__DIRECTIONS FOR THIS TASK__. Look through the records below, and copy out every line that holds the string "General".

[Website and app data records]
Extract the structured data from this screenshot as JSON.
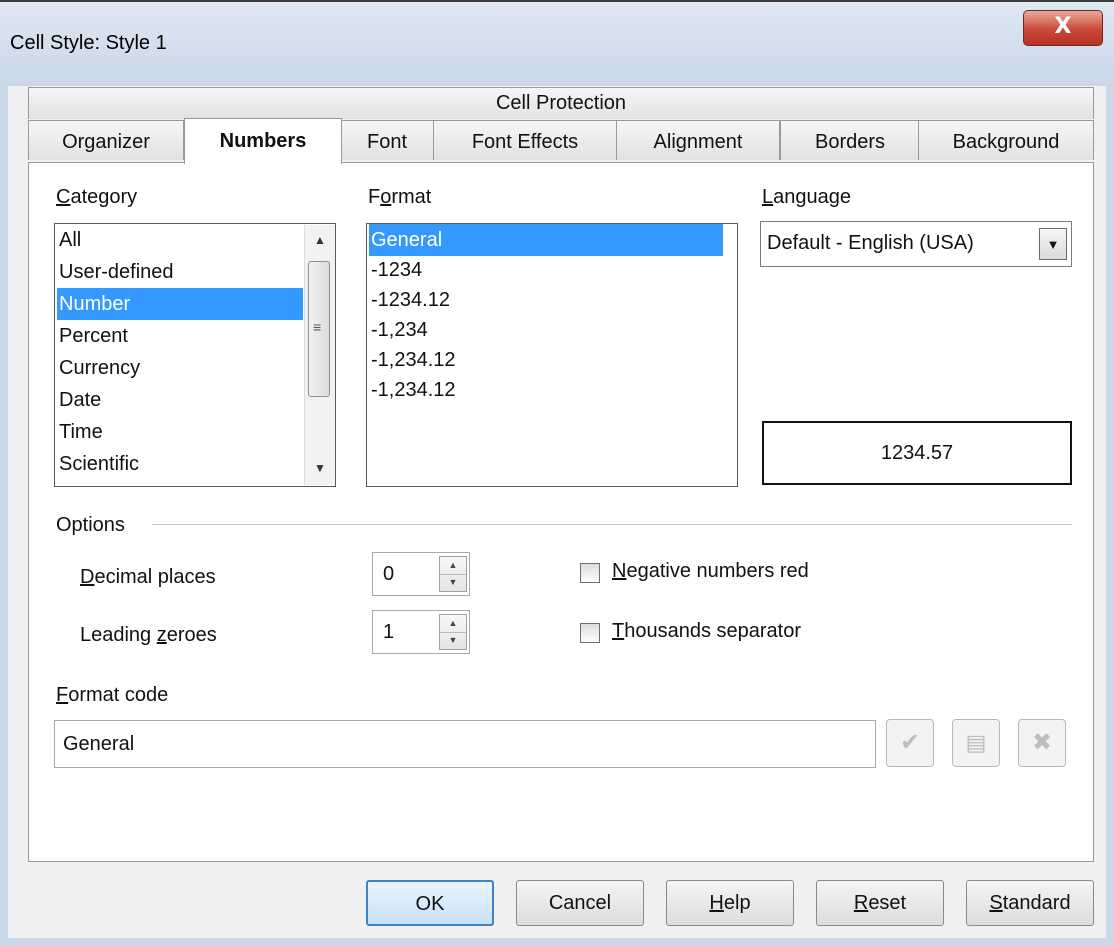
{
  "window": {
    "title": "Cell Style: Style 1",
    "close_glyph": "X"
  },
  "tabs": {
    "row1": [
      "Cell Protection"
    ],
    "row2": [
      "Organizer",
      "Numbers",
      "Font",
      "Font Effects",
      "Alignment",
      "Borders",
      "Background"
    ],
    "active": "Numbers"
  },
  "category": {
    "label": "Category",
    "items": [
      "All",
      "User-defined",
      "Number",
      "Percent",
      "Currency",
      "Date",
      "Time",
      "Scientific"
    ],
    "selected": "Number"
  },
  "format": {
    "label": "Format",
    "items": [
      "General",
      "-1234",
      "-1234.12",
      "-1,234",
      "-1,234.12",
      "-1,234.12"
    ],
    "selected": "General"
  },
  "language": {
    "label": "Language",
    "value": "Default - English (USA)"
  },
  "preview": {
    "value": "1234.57"
  },
  "options": {
    "label": "Options",
    "decimal_places": {
      "label": "Decimal places",
      "value": "0"
    },
    "leading_zeroes": {
      "label": "Leading zeroes",
      "value": "1"
    },
    "negative_red": {
      "label": "Negative numbers red",
      "checked": false
    },
    "thousands_sep": {
      "label": "Thousands separator",
      "checked": false
    }
  },
  "format_code": {
    "label": "Format code",
    "value": "General"
  },
  "buttons": {
    "ok": "OK",
    "cancel": "Cancel",
    "help": "Help",
    "reset": "Reset",
    "standard": "Standard"
  },
  "icons": {
    "accept": "checkmark-icon",
    "comment": "comment-icon",
    "delete": "delete-x-icon",
    "scroll_grip": "grip-icon"
  },
  "colors": {
    "selection": "#3399ff",
    "title_gradient_top": "#dfe8f3",
    "close_button": "#c9483a"
  }
}
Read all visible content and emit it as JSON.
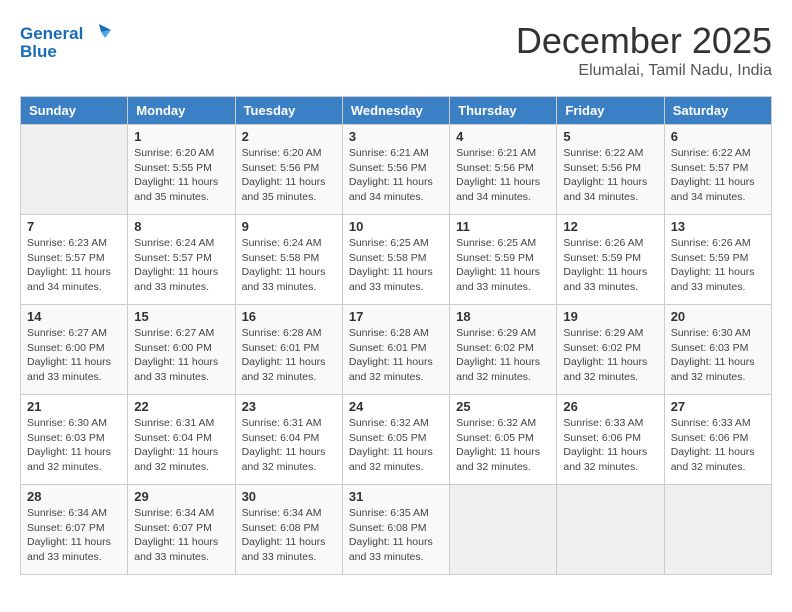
{
  "header": {
    "logo_line1": "General",
    "logo_line2": "Blue",
    "month": "December 2025",
    "location": "Elumalai, Tamil Nadu, India"
  },
  "weekdays": [
    "Sunday",
    "Monday",
    "Tuesday",
    "Wednesday",
    "Thursday",
    "Friday",
    "Saturday"
  ],
  "weeks": [
    [
      {
        "day": "",
        "sunrise": "",
        "sunset": "",
        "daylight": ""
      },
      {
        "day": "1",
        "sunrise": "Sunrise: 6:20 AM",
        "sunset": "Sunset: 5:55 PM",
        "daylight": "Daylight: 11 hours and 35 minutes."
      },
      {
        "day": "2",
        "sunrise": "Sunrise: 6:20 AM",
        "sunset": "Sunset: 5:56 PM",
        "daylight": "Daylight: 11 hours and 35 minutes."
      },
      {
        "day": "3",
        "sunrise": "Sunrise: 6:21 AM",
        "sunset": "Sunset: 5:56 PM",
        "daylight": "Daylight: 11 hours and 34 minutes."
      },
      {
        "day": "4",
        "sunrise": "Sunrise: 6:21 AM",
        "sunset": "Sunset: 5:56 PM",
        "daylight": "Daylight: 11 hours and 34 minutes."
      },
      {
        "day": "5",
        "sunrise": "Sunrise: 6:22 AM",
        "sunset": "Sunset: 5:56 PM",
        "daylight": "Daylight: 11 hours and 34 minutes."
      },
      {
        "day": "6",
        "sunrise": "Sunrise: 6:22 AM",
        "sunset": "Sunset: 5:57 PM",
        "daylight": "Daylight: 11 hours and 34 minutes."
      }
    ],
    [
      {
        "day": "7",
        "sunrise": "Sunrise: 6:23 AM",
        "sunset": "Sunset: 5:57 PM",
        "daylight": "Daylight: 11 hours and 34 minutes."
      },
      {
        "day": "8",
        "sunrise": "Sunrise: 6:24 AM",
        "sunset": "Sunset: 5:57 PM",
        "daylight": "Daylight: 11 hours and 33 minutes."
      },
      {
        "day": "9",
        "sunrise": "Sunrise: 6:24 AM",
        "sunset": "Sunset: 5:58 PM",
        "daylight": "Daylight: 11 hours and 33 minutes."
      },
      {
        "day": "10",
        "sunrise": "Sunrise: 6:25 AM",
        "sunset": "Sunset: 5:58 PM",
        "daylight": "Daylight: 11 hours and 33 minutes."
      },
      {
        "day": "11",
        "sunrise": "Sunrise: 6:25 AM",
        "sunset": "Sunset: 5:59 PM",
        "daylight": "Daylight: 11 hours and 33 minutes."
      },
      {
        "day": "12",
        "sunrise": "Sunrise: 6:26 AM",
        "sunset": "Sunset: 5:59 PM",
        "daylight": "Daylight: 11 hours and 33 minutes."
      },
      {
        "day": "13",
        "sunrise": "Sunrise: 6:26 AM",
        "sunset": "Sunset: 5:59 PM",
        "daylight": "Daylight: 11 hours and 33 minutes."
      }
    ],
    [
      {
        "day": "14",
        "sunrise": "Sunrise: 6:27 AM",
        "sunset": "Sunset: 6:00 PM",
        "daylight": "Daylight: 11 hours and 33 minutes."
      },
      {
        "day": "15",
        "sunrise": "Sunrise: 6:27 AM",
        "sunset": "Sunset: 6:00 PM",
        "daylight": "Daylight: 11 hours and 33 minutes."
      },
      {
        "day": "16",
        "sunrise": "Sunrise: 6:28 AM",
        "sunset": "Sunset: 6:01 PM",
        "daylight": "Daylight: 11 hours and 32 minutes."
      },
      {
        "day": "17",
        "sunrise": "Sunrise: 6:28 AM",
        "sunset": "Sunset: 6:01 PM",
        "daylight": "Daylight: 11 hours and 32 minutes."
      },
      {
        "day": "18",
        "sunrise": "Sunrise: 6:29 AM",
        "sunset": "Sunset: 6:02 PM",
        "daylight": "Daylight: 11 hours and 32 minutes."
      },
      {
        "day": "19",
        "sunrise": "Sunrise: 6:29 AM",
        "sunset": "Sunset: 6:02 PM",
        "daylight": "Daylight: 11 hours and 32 minutes."
      },
      {
        "day": "20",
        "sunrise": "Sunrise: 6:30 AM",
        "sunset": "Sunset: 6:03 PM",
        "daylight": "Daylight: 11 hours and 32 minutes."
      }
    ],
    [
      {
        "day": "21",
        "sunrise": "Sunrise: 6:30 AM",
        "sunset": "Sunset: 6:03 PM",
        "daylight": "Daylight: 11 hours and 32 minutes."
      },
      {
        "day": "22",
        "sunrise": "Sunrise: 6:31 AM",
        "sunset": "Sunset: 6:04 PM",
        "daylight": "Daylight: 11 hours and 32 minutes."
      },
      {
        "day": "23",
        "sunrise": "Sunrise: 6:31 AM",
        "sunset": "Sunset: 6:04 PM",
        "daylight": "Daylight: 11 hours and 32 minutes."
      },
      {
        "day": "24",
        "sunrise": "Sunrise: 6:32 AM",
        "sunset": "Sunset: 6:05 PM",
        "daylight": "Daylight: 11 hours and 32 minutes."
      },
      {
        "day": "25",
        "sunrise": "Sunrise: 6:32 AM",
        "sunset": "Sunset: 6:05 PM",
        "daylight": "Daylight: 11 hours and 32 minutes."
      },
      {
        "day": "26",
        "sunrise": "Sunrise: 6:33 AM",
        "sunset": "Sunset: 6:06 PM",
        "daylight": "Daylight: 11 hours and 32 minutes."
      },
      {
        "day": "27",
        "sunrise": "Sunrise: 6:33 AM",
        "sunset": "Sunset: 6:06 PM",
        "daylight": "Daylight: 11 hours and 32 minutes."
      }
    ],
    [
      {
        "day": "28",
        "sunrise": "Sunrise: 6:34 AM",
        "sunset": "Sunset: 6:07 PM",
        "daylight": "Daylight: 11 hours and 33 minutes."
      },
      {
        "day": "29",
        "sunrise": "Sunrise: 6:34 AM",
        "sunset": "Sunset: 6:07 PM",
        "daylight": "Daylight: 11 hours and 33 minutes."
      },
      {
        "day": "30",
        "sunrise": "Sunrise: 6:34 AM",
        "sunset": "Sunset: 6:08 PM",
        "daylight": "Daylight: 11 hours and 33 minutes."
      },
      {
        "day": "31",
        "sunrise": "Sunrise: 6:35 AM",
        "sunset": "Sunset: 6:08 PM",
        "daylight": "Daylight: 11 hours and 33 minutes."
      },
      {
        "day": "",
        "sunrise": "",
        "sunset": "",
        "daylight": ""
      },
      {
        "day": "",
        "sunrise": "",
        "sunset": "",
        "daylight": ""
      },
      {
        "day": "",
        "sunrise": "",
        "sunset": "",
        "daylight": ""
      }
    ]
  ]
}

__WRITTEN ANSWER__.
      "General",
    "selected": "General"
    "value": "General"
    "logo_line1": "General",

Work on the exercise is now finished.